(Data section begins)
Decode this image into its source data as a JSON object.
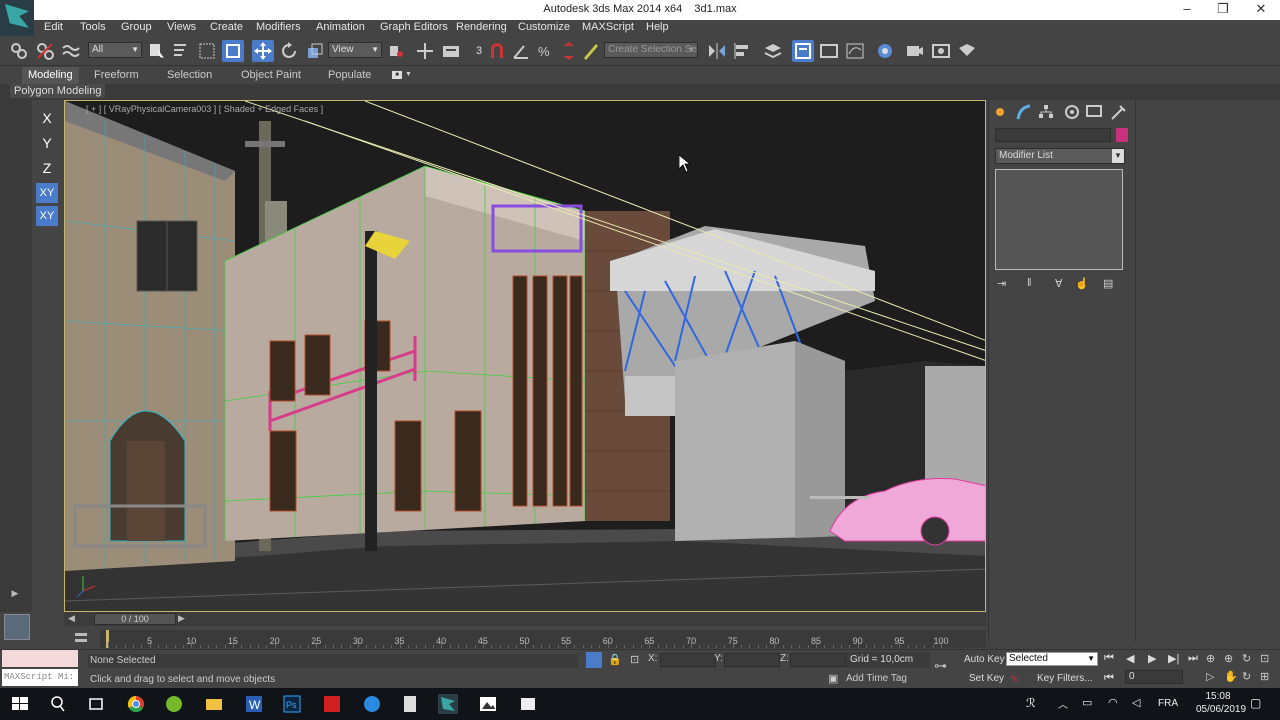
{
  "window": {
    "app_title": "Autodesk 3ds Max  2014 x64",
    "file_name": "3d1.max"
  },
  "menu": [
    "Edit",
    "Tools",
    "Group",
    "Views",
    "Create",
    "Modifiers",
    "Animation",
    "Graph Editors",
    "Rendering",
    "Customize",
    "MAXScript",
    "Help"
  ],
  "toolbar": {
    "selection_filter": "All",
    "ref_coord": "View",
    "named_selection_placeholder": "Create Selection Se",
    "snap_value": "3"
  },
  "ribbon": {
    "tabs": [
      "Modeling",
      "Freeform",
      "Selection",
      "Object Paint",
      "Populate"
    ],
    "active_tab": "Modeling",
    "panel": "Polygon Modeling"
  },
  "axis_constraints": [
    "X",
    "Y",
    "Z",
    "XY",
    "XY"
  ],
  "viewport": {
    "label": "[ + ] [ VRayPhysicalCamera003 ] [ Shaded + Edged Faces ]"
  },
  "command_panel": {
    "modifier_list": "Modifier List"
  },
  "timeline": {
    "slider": "0 / 100",
    "ticks": [
      "5",
      "10",
      "15",
      "20",
      "25",
      "30",
      "35",
      "40",
      "45",
      "50",
      "55",
      "60",
      "65",
      "70",
      "75",
      "80",
      "85",
      "90",
      "95",
      "100"
    ]
  },
  "status": {
    "maxscript_placeholder": "MAXScript Mi:",
    "selection": "None Selected",
    "prompt": "Click and drag to select and move objects",
    "x_label": "X:",
    "y_label": "Y:",
    "z_label": "Z:",
    "grid": "Grid = 10,0cm",
    "add_time_tag": "Add Time Tag",
    "auto_key": "Auto Key",
    "set_key": "Set Key",
    "selected_dd": "Selected",
    "key_filters": "Key Filters...",
    "frame": "0"
  },
  "taskbar": {
    "language": "FRA",
    "time": "15:08",
    "date": "05/06/2019"
  }
}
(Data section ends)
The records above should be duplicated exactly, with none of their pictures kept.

Result of this task:
Decode this image into its source data as a JSON object.
{
  "window": {
    "app_title": "Autodesk 3ds Max  2014 x64",
    "file_name": "3d1.max"
  },
  "menu": [
    "Edit",
    "Tools",
    "Group",
    "Views",
    "Create",
    "Modifiers",
    "Animation",
    "Graph Editors",
    "Rendering",
    "Customize",
    "MAXScript",
    "Help"
  ],
  "toolbar": {
    "selection_filter": "All",
    "ref_coord": "View",
    "named_selection_placeholder": "Create Selection Se",
    "snap_value": "3"
  },
  "ribbon": {
    "tabs": [
      "Modeling",
      "Freeform",
      "Selection",
      "Object Paint",
      "Populate"
    ],
    "active_tab": "Modeling",
    "panel": "Polygon Modeling"
  },
  "axis_constraints": [
    "X",
    "Y",
    "Z",
    "XY",
    "XY"
  ],
  "viewport": {
    "label": "[ + ] [ VRayPhysicalCamera003 ] [ Shaded + Edged Faces ]"
  },
  "command_panel": {
    "modifier_list": "Modifier List"
  },
  "timeline": {
    "slider": "0 / 100",
    "ticks": [
      "5",
      "10",
      "15",
      "20",
      "25",
      "30",
      "35",
      "40",
      "45",
      "50",
      "55",
      "60",
      "65",
      "70",
      "75",
      "80",
      "85",
      "90",
      "95",
      "100"
    ]
  },
  "status": {
    "maxscript_placeholder": "MAXScript Mi:",
    "selection": "None Selected",
    "prompt": "Click and drag to select and move objects",
    "x_label": "X:",
    "y_label": "Y:",
    "z_label": "Z:",
    "grid": "Grid = 10,0cm",
    "add_time_tag": "Add Time Tag",
    "auto_key": "Auto Key",
    "set_key": "Set Key",
    "selected_dd": "Selected",
    "key_filters": "Key Filters...",
    "frame": "0"
  },
  "taskbar": {
    "language": "FRA",
    "time": "15:08",
    "date": "05/06/2019"
  }
}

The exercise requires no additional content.